A leading Indonesian paleoanthropologist who doubts that a recently discovered, tiny 18,000-year-old hominid is really a new species has taken the matter into his own hands. Earlier this month he took possession of the skeleton, and he plans to acquire other hominid bones from the same excavation. The move worries many researchers, who fear it will limit access to the valuable remains.
The original discovery stunned paleoanthropologists: A research team last month announced that it had found the bones of a new species of human in a cave on the Indonesian island of Flores (ScienceNOW , 27 October). The discovery of meter-tall humans suggested that until relatively recently, Homo sapiens was not the only human species on the planet. But a small group of skeptics argued that the skeleton belonged to a modern human afflicted with microcephaly, a deformity characterized by a very small brain and head ( Science , 12 November, p. 1116).

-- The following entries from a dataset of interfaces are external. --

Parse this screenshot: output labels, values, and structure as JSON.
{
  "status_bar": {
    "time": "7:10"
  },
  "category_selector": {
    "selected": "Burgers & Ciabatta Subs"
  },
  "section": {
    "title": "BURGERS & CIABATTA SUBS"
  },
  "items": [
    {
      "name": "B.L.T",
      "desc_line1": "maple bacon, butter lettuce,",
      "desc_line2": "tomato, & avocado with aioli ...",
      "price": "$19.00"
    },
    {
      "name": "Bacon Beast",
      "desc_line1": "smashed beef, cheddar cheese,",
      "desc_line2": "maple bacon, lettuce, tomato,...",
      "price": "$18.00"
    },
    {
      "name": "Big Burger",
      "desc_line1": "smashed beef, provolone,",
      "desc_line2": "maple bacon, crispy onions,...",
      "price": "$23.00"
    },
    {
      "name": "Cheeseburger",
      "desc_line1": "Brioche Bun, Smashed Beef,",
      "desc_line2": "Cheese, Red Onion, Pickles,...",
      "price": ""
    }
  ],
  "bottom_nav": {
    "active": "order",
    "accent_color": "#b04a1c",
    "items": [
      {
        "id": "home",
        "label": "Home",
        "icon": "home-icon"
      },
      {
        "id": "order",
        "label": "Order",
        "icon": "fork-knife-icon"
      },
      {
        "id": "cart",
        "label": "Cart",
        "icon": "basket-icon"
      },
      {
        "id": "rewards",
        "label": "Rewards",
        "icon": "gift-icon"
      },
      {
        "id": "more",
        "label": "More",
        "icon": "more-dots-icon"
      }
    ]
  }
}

Earlier this month, one of the skeptics, Teuku Jacob of Gadjah Mada University in Yogyakarta, had the skull of the hominid--dubbed Homo floresiensis by the Indonesian-Australian team that discovered it--transferred to his own laboratory from its official depository at the Center for Archaeology in Jakarta. Center officials have agreed to Jacob's request to have the skeleton's remaining bones, as well as the fragmentary remains of several other tiny hominids unearthed during this year's season, transported to Gadjah Mada as well, according to Radien Soejono, the center's senior archaeologist and co-leader of the discovery team.
Some researchers are worried that Jacob will prevent others from studying the bones; he is well known for guarding access to fossils in his possession (Science , 6 March 1998, p. 1482). "This development seems to threaten all future studies of Homo floresiensis," says Chris Stringer, a paleoanthropologist at the Natural History Museum in London. Stringer's concerns are echoed by a number of other researchers. "We are very unhappy," said one Indonesian archaeologist, who asked not to be identified. Paleoanthropologist Peter Brown of the University of New England in Armidale, Australia, who originally analyzed the skeleton, says, "I doubt that the material will ever be studied again."

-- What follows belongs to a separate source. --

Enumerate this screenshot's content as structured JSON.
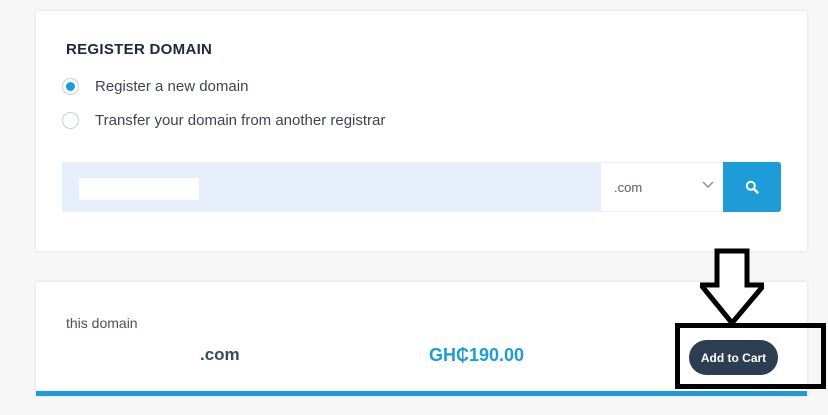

Soejono expects Jacob to return all of the bones to Jakarta eventually, although he's not sure when. "I am not going to push" for their return, Soejono says, adding that Jacob is a "very experienced" scientist.

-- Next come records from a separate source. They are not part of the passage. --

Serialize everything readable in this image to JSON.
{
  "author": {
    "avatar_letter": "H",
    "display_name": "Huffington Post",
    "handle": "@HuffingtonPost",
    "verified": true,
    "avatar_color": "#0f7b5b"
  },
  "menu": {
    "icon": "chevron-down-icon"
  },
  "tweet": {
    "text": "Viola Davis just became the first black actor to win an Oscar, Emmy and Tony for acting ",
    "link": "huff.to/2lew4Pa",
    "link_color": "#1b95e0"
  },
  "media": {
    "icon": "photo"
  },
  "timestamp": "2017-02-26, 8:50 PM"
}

Jacob told Science he will probably need until the end of this year to complete his study. He says that it is up to the Center for Archaeology to decide the bones' ultimate fate but adds that the remains would be "much safer" in his own vaults in Yogyakarta, where many of Indonesia's famous hominid fossils are also stored.